## Exercise
Please give every entry again, exactly as it reads.

## Input data
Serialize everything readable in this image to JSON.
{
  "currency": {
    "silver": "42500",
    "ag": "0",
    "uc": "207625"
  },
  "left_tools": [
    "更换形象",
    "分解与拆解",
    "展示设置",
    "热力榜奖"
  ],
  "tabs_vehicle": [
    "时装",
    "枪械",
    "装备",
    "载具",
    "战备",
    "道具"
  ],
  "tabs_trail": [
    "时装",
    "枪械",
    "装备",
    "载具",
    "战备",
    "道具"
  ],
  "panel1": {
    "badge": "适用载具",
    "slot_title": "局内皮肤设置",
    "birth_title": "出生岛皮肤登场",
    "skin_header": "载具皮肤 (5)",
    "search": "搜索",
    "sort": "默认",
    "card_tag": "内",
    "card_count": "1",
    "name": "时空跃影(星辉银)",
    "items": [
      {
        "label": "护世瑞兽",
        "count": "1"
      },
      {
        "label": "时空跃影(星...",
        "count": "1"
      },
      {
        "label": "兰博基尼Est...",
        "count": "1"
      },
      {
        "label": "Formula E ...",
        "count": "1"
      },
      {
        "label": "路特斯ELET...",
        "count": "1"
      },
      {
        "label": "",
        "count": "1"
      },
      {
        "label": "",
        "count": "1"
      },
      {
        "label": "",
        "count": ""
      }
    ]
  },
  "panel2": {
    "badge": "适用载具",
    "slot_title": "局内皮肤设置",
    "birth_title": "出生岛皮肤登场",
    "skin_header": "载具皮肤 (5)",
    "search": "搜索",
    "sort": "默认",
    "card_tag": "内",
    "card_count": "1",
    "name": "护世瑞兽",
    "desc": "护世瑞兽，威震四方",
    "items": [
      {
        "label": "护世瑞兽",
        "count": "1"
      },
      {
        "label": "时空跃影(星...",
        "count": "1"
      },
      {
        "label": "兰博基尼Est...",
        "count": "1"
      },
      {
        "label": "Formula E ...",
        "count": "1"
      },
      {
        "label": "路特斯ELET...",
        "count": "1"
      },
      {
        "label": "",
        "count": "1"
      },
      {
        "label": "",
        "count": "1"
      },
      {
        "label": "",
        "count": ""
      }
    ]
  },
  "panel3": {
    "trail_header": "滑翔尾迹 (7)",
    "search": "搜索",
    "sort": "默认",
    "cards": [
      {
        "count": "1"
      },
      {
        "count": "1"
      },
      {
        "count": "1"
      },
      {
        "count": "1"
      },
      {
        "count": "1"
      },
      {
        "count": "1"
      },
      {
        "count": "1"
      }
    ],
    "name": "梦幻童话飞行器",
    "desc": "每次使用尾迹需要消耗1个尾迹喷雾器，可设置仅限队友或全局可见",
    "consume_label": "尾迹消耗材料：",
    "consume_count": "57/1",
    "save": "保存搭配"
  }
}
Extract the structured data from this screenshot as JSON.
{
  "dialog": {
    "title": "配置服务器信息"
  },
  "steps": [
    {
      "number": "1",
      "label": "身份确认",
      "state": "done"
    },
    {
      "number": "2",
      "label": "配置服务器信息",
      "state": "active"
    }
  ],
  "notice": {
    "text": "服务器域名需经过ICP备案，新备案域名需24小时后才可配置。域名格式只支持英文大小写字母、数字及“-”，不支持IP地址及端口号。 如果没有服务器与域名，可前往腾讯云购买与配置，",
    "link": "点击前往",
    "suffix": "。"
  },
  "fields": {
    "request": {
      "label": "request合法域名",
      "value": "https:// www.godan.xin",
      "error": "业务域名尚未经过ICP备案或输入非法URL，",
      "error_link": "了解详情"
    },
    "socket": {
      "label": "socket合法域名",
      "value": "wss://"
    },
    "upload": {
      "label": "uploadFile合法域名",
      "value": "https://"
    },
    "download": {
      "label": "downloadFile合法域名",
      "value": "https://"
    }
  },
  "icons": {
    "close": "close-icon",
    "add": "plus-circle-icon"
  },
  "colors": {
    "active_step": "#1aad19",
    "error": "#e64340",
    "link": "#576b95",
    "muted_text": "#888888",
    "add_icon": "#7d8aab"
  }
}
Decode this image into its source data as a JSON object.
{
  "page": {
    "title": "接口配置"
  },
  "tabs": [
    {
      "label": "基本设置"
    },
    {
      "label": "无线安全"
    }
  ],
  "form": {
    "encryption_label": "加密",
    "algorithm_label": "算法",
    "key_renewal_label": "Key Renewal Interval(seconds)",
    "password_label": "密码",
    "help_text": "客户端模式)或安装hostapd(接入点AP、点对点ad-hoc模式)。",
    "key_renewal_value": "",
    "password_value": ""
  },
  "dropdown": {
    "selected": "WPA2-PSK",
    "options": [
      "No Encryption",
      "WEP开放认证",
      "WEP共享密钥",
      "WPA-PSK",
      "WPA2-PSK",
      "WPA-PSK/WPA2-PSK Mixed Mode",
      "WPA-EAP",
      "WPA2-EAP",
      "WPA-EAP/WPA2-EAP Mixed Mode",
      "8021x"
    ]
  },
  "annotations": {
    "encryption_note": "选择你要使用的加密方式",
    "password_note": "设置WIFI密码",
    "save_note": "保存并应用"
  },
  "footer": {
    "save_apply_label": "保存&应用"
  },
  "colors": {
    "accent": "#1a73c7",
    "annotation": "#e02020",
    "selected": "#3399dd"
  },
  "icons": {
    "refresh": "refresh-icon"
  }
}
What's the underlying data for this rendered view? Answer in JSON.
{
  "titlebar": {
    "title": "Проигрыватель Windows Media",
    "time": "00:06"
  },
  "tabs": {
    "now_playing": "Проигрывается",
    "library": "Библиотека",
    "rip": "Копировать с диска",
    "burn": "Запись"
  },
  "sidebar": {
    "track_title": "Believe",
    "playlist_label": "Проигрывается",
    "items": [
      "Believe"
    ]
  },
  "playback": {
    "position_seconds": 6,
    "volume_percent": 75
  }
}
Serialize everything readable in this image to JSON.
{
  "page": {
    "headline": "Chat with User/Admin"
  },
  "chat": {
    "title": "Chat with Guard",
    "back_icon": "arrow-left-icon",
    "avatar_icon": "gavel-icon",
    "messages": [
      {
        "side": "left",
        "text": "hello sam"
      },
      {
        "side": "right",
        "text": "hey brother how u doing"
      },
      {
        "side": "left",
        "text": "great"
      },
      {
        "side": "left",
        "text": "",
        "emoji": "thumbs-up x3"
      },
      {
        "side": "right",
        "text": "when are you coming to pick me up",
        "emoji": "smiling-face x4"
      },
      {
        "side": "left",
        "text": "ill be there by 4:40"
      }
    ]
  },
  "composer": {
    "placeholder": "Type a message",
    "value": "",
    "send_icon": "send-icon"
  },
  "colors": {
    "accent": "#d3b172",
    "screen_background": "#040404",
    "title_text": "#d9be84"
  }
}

## Your solution
Serialize everything readable in this image to JSON.
{
  "currency": {
    "silver": "42500",
    "ag": "0",
    "uc": "207625"
  },
  "left_tools": [
    "更换形象",
    "分解与拆解",
    "展示设置",
    "热力榜奖"
  ],
  "tabs_vehicle": [
    "时装",
    "枪械",
    "装备",
    "载具",
    "战备",
    "道具"
  ],
  "tabs_trail": [
    "时装",
    "枪械",
    "装备",
    "载具",
    "战备",
    "道具"
  ],
  "panel1": {
    "badge": "适用载具",
    "slot_title": "局内皮肤设置",
    "birth_title": "出生岛皮肤登场",
    "skin_header": "载具皮肤 (5)",
    "search": "搜索",
    "sort": "默认",
    "card_tag": "内",
    "card_count": "1",
    "name": "时空跃影(星辉银)",
    "items": [
      {
        "label": "护世瑞兽",
        "count": "1"
      },
      {
        "label": "时空跃影(星...",
        "count": "1"
      },
      {
        "label": "兰博基尼Est...",
        "count": "1"
      },
      {
        "label": "Formula E ...",
        "count": "1"
      },
      {
        "label": "路特斯ELET...",
        "count": "1"
      },
      {
        "label": "",
        "count": "1"
      },
      {
        "label": "",
        "count": "1"
      },
      {
        "label": "",
        "count": ""
      }
    ]
  },
  "panel2": {
    "badge": "适用载具",
    "slot_title": "局内皮肤设置",
    "birth_title": "出生岛皮肤登场",
    "skin_header": "载具皮肤 (5)",
    "search": "搜索",
    "sort": "默认",
    "card_tag": "内",
    "card_count": "1",
    "name": "护世瑞兽",
    "desc": "护世瑞兽，威震四方",
    "items": [
      {
        "label": "护世瑞兽",
        "count": "1"
      },
      {
        "label": "时空跃影(星...",
        "count": "1"
      },
      {
        "label": "兰博基尼Est...",
        "count": "1"
      },
      {
        "label": "Formula E ...",
        "count": "1"
      },
      {
        "label": "路特斯ELET...",
        "count": "1"
      },
      {
        "label": "",
        "count": "1"
      },
      {
        "label": "",
        "count": "1"
      },
      {
        "label": "",
        "count": ""
      }
    ]
  },
  "panel3": {
    "trail_header": "滑翔尾迹 (7)",
    "search": "搜索",
    "sort": "默认",
    "cards": [
      {
        "count": "1"
      },
      {
        "count": "1"
      },
      {
        "count": "1"
      },
      {
        "count": "1"
      },
      {
        "count": "1"
      },
      {
        "count": "1"
      },
      {
        "count": "1"
      }
    ],
    "name": "梦幻童话飞行器",
    "desc": "每次使用尾迹需要消耗1个尾迹喷雾器，可设置仅限队友或全局可见",
    "consume_label": "尾迹消耗材料：",
    "consume_count": "57/1",
    "save": "保存搭配"
  }
}
Extract the structured data from this screenshot as JSON.
{
  "dialog": {
    "title": "配置服务器信息"
  },
  "steps": [
    {
      "number": "1",
      "label": "身份确认",
      "state": "done"
    },
    {
      "number": "2",
      "label": "配置服务器信息",
      "state": "active"
    }
  ],
  "notice": {
    "text": "服务器域名需经过ICP备案，新备案域名需24小时后才可配置。域名格式只支持英文大小写字母、数字及“-”，不支持IP地址及端口号。 如果没有服务器与域名，可前往腾讯云购买与配置，",
    "link": "点击前往",
    "suffix": "。"
  },
  "fields": {
    "request": {
      "label": "request合法域名",
      "value": "https:// www.godan.xin",
      "error": "业务域名尚未经过ICP备案或输入非法URL，",
      "error_link": "了解详情"
    },
    "socket": {
      "label": "socket合法域名",
      "value": "wss://"
    },
    "upload": {
      "label": "uploadFile合法域名",
      "value": "https://"
    },
    "download": {
      "label": "downloadFile合法域名",
      "value": "https://"
    }
  },
  "icons": {
    "close": "close-icon",
    "add": "plus-circle-icon"
  },
  "colors": {
    "active_step": "#1aad19",
    "error": "#e64340",
    "link": "#576b95",
    "muted_text": "#888888",
    "add_icon": "#7d8aab"
  }
}
Decode this image into its source data as a JSON object.
{
  "page": {
    "title": "接口配置"
  },
  "tabs": [
    {
      "label": "基本设置"
    },
    {
      "label": "无线安全"
    }
  ],
  "form": {
    "encryption_label": "加密",
    "algorithm_label": "算法",
    "key_renewal_label": "Key Renewal Interval(seconds)",
    "password_label": "密码",
    "help_text": "客户端模式)或安装hostapd(接入点AP、点对点ad-hoc模式)。",
    "key_renewal_value": "",
    "password_value": ""
  },
  "dropdown": {
    "selected": "WPA2-PSK",
    "options": [
      "No Encryption",
      "WEP开放认证",
      "WEP共享密钥",
      "WPA-PSK",
      "WPA2-PSK",
      "WPA-PSK/WPA2-PSK Mixed Mode",
      "WPA-EAP",
      "WPA2-EAP",
      "WPA-EAP/WPA2-EAP Mixed Mode",
      "8021x"
    ]
  },
  "annotations": {
    "encryption_note": "选择你要使用的加密方式",
    "password_note": "设置WIFI密码",
    "save_note": "保存并应用"
  },
  "footer": {
    "save_apply_label": "保存&应用"
  },
  "colors": {
    "accent": "#1a73c7",
    "annotation": "#e02020",
    "selected": "#3399dd"
  },
  "icons": {
    "refresh": "refresh-icon"
  }
}
What's the underlying data for this rendered view? Answer in JSON.
{
  "titlebar": {
    "title": "Проигрыватель Windows Media",
    "time": "00:06"
  },
  "tabs": {
    "now_playing": "Проигрывается",
    "library": "Библиотека",
    "rip": "Копировать с диска",
    "burn": "Запись"
  },
  "sidebar": {
    "track_title": "Believe",
    "playlist_label": "Проигрывается",
    "items": [
      "Believe"
    ]
  },
  "playback": {
    "position_seconds": 6,
    "volume_percent": 75
  }
}
Serialize everything readable in this image to JSON.
{
  "page": {
    "headline": "Chat with User/Admin"
  },
  "chat": {
    "title": "Chat with Guard",
    "back_icon": "arrow-left-icon",
    "avatar_icon": "gavel-icon",
    "messages": [
      {
        "side": "left",
        "text": "hello sam"
      },
      {
        "side": "right",
        "text": "hey brother how u doing"
      },
      {
        "side": "left",
        "text": "great"
      },
      {
        "side": "left",
        "text": "",
        "emoji": "thumbs-up x3"
      },
      {
        "side": "right",
        "text": "when are you coming to pick me up",
        "emoji": "smiling-face x4"
      },
      {
        "side": "left",
        "text": "ill be there by 4:40"
      }
    ]
  },
  "composer": {
    "placeholder": "Type a message",
    "value": "",
    "send_icon": "send-icon"
  },
  "colors": {
    "accent": "#d3b172",
    "screen_background": "#040404",
    "title_text": "#d9be84"
  }
}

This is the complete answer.